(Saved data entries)
··········
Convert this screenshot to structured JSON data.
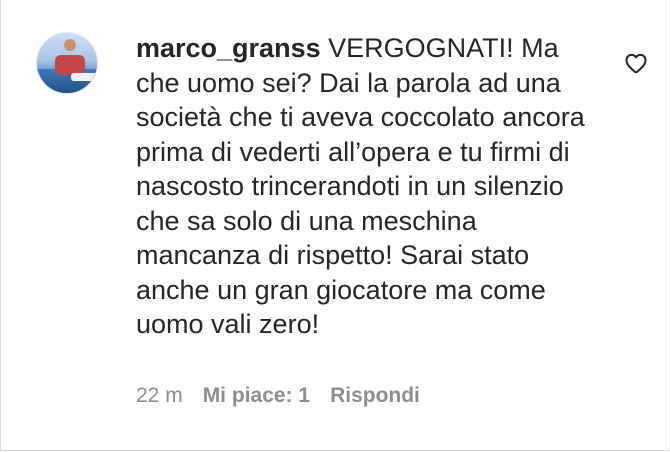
{
  "comment": {
    "username": "marco_granss",
    "text": "VERGOGNATI! Ma che uomo sei? Dai la parola ad una società che ti aveva coccolato ancora prima di vederti all’opera e tu firmi di nascosto trincerandoti in un silenzio che sa solo di una meschina mancanza di rispetto! Sarai stato anche un gran giocatore ma come uomo vali zero!"
  },
  "meta": {
    "time": "22 m",
    "likes": "Mi piace: 1",
    "reply": "Rispondi"
  },
  "icons": {
    "like": "heart-outline-icon",
    "avatar": "user-avatar"
  },
  "colors": {
    "text": "#262626",
    "secondary": "#8e8e8e"
  }
}
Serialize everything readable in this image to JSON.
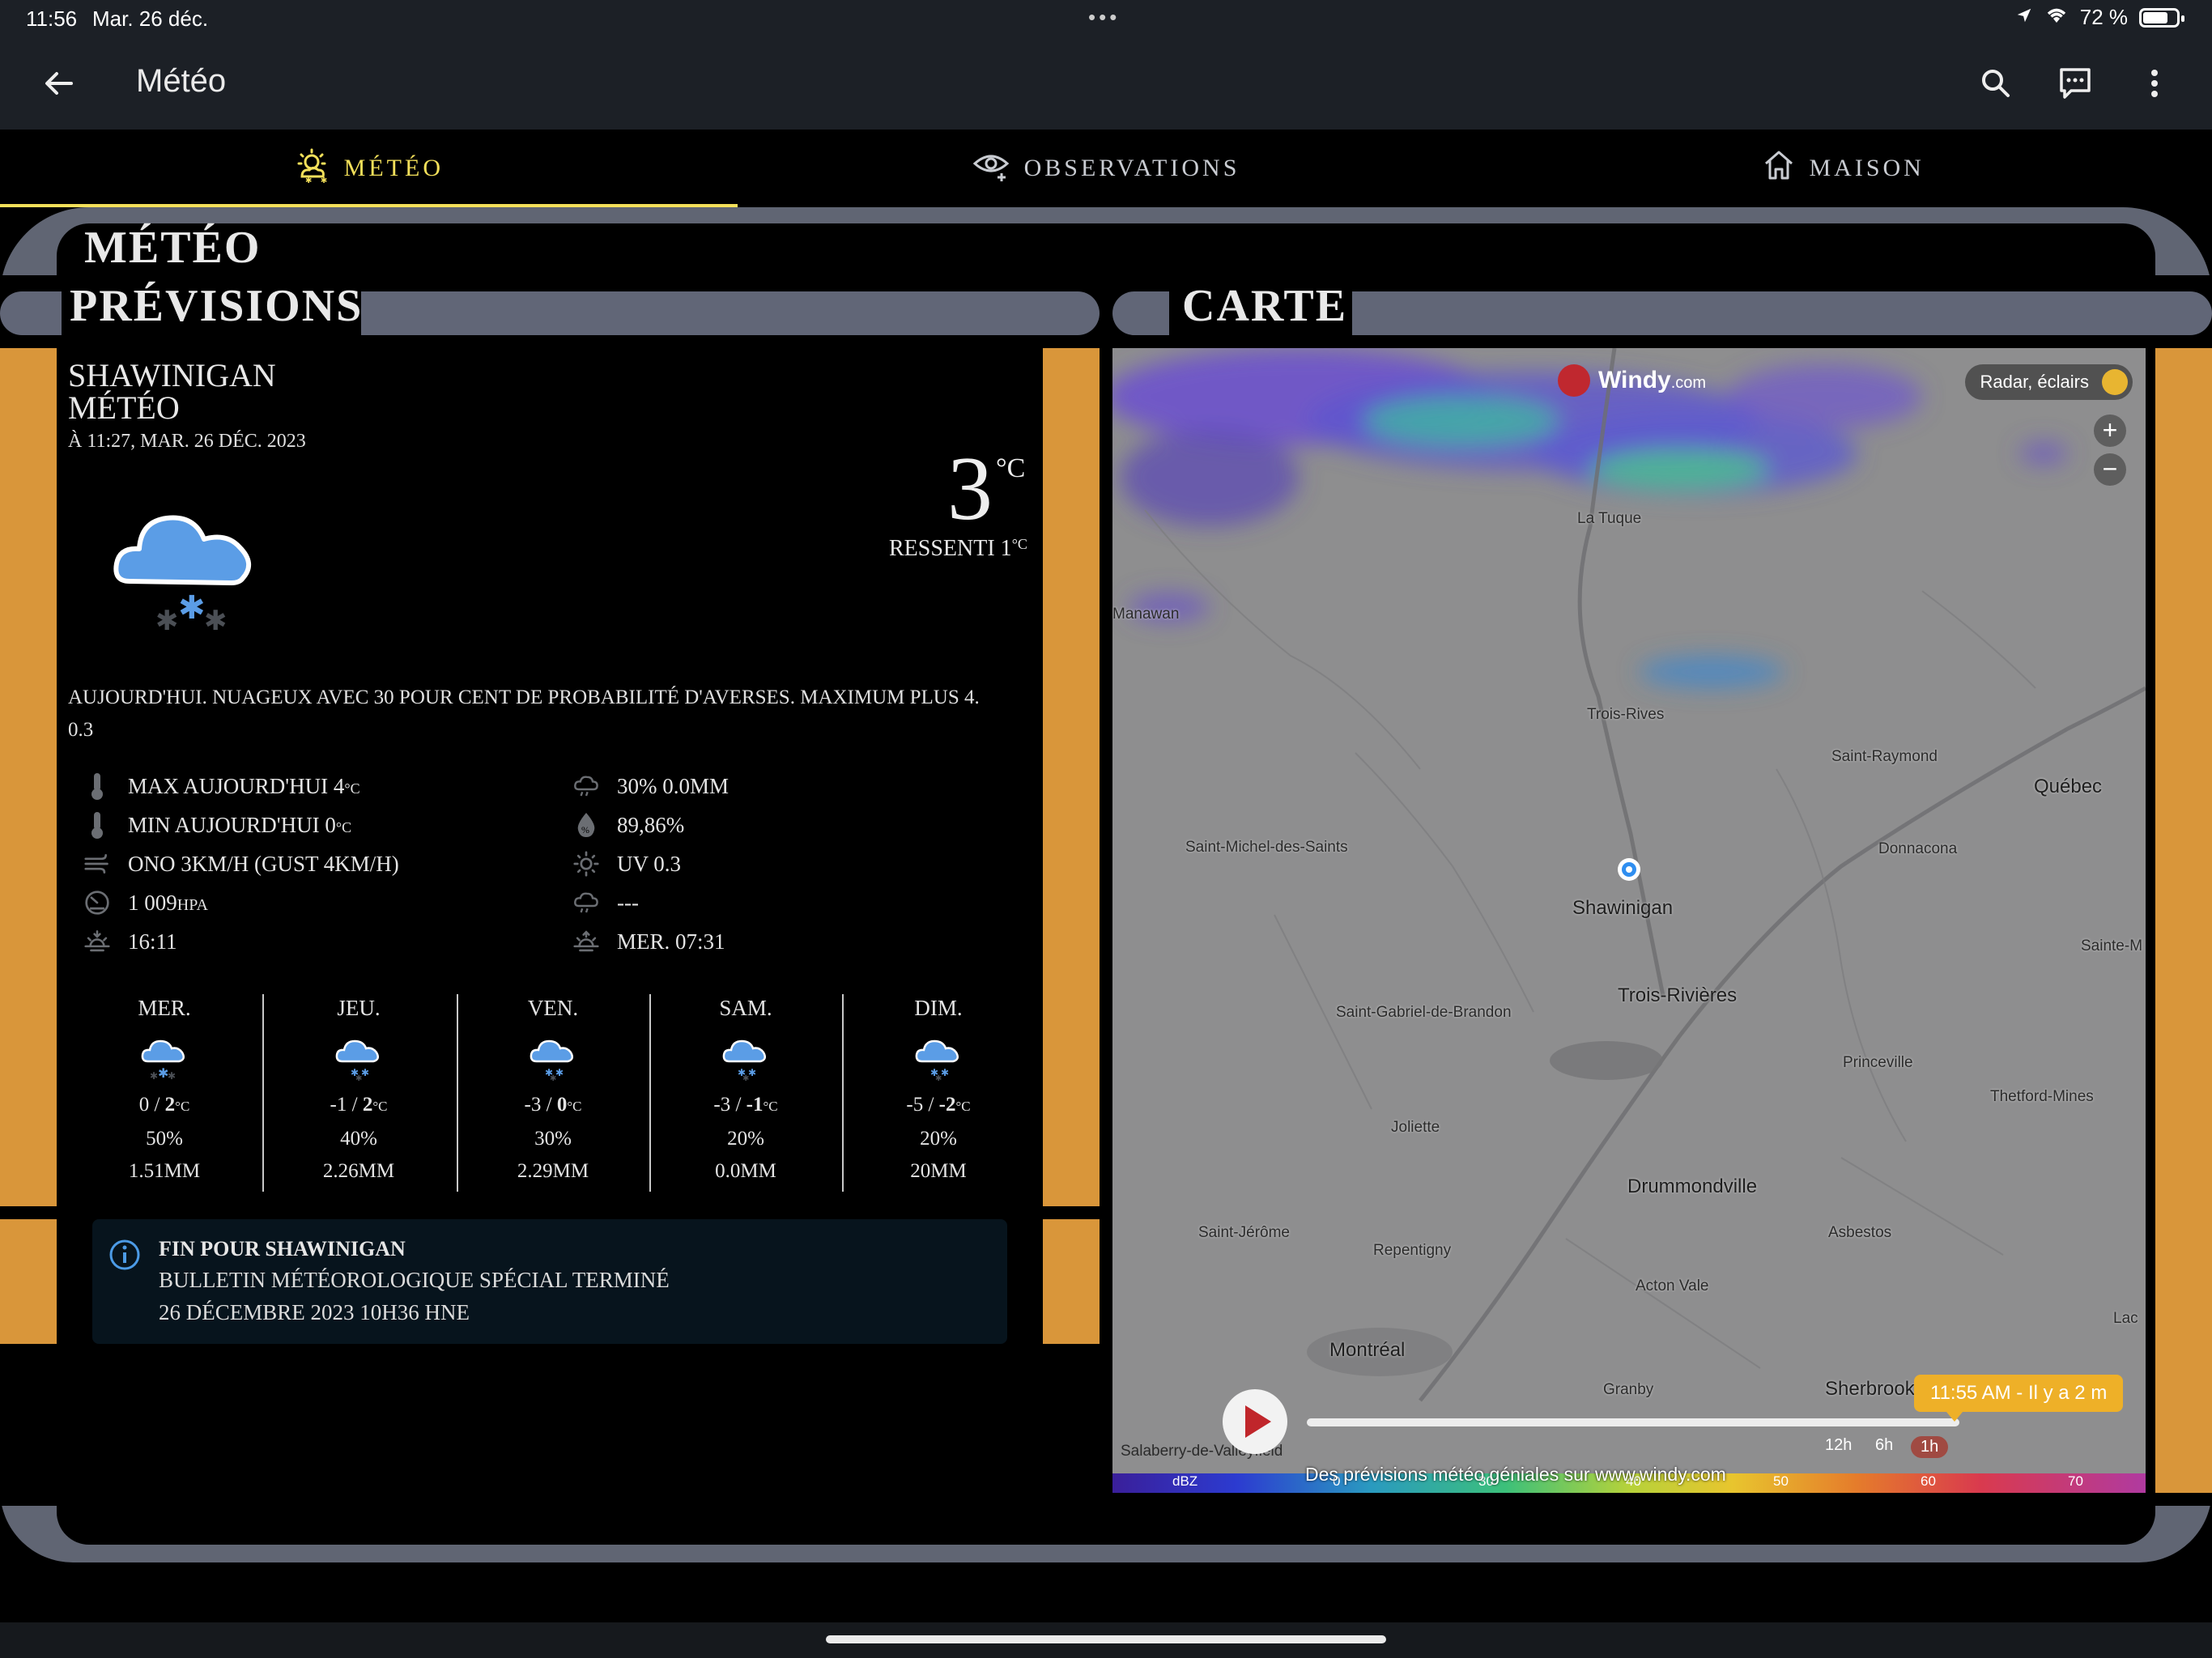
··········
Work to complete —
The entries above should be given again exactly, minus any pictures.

Response for this exercise —
Convert this screenshot to structured JSON data.
{
  "comment": {
    "username": "marco_granss",
    "text": "VERGOGNATI! Ma che uomo sei? Dai la parola ad una società che ti aveva coccolato ancora prima di vederti all’opera e tu firmi di nascosto trincerandoti in un silenzio che sa solo di una meschina mancanza di rispetto! Sarai stato anche un gran giocatore ma come uomo vali zero!"
  },
  "meta": {
    "time": "22 m",
    "likes": "Mi piace: 1",
    "reply": "Rispondi"
  },
  "icons": {
    "like": "heart-outline-icon",
    "avatar": "user-avatar"
  },
  "colors": {
    "text": "#262626",
    "secondary": "#8e8e8e"
  }
}
Serialize everything readable in this image to JSON.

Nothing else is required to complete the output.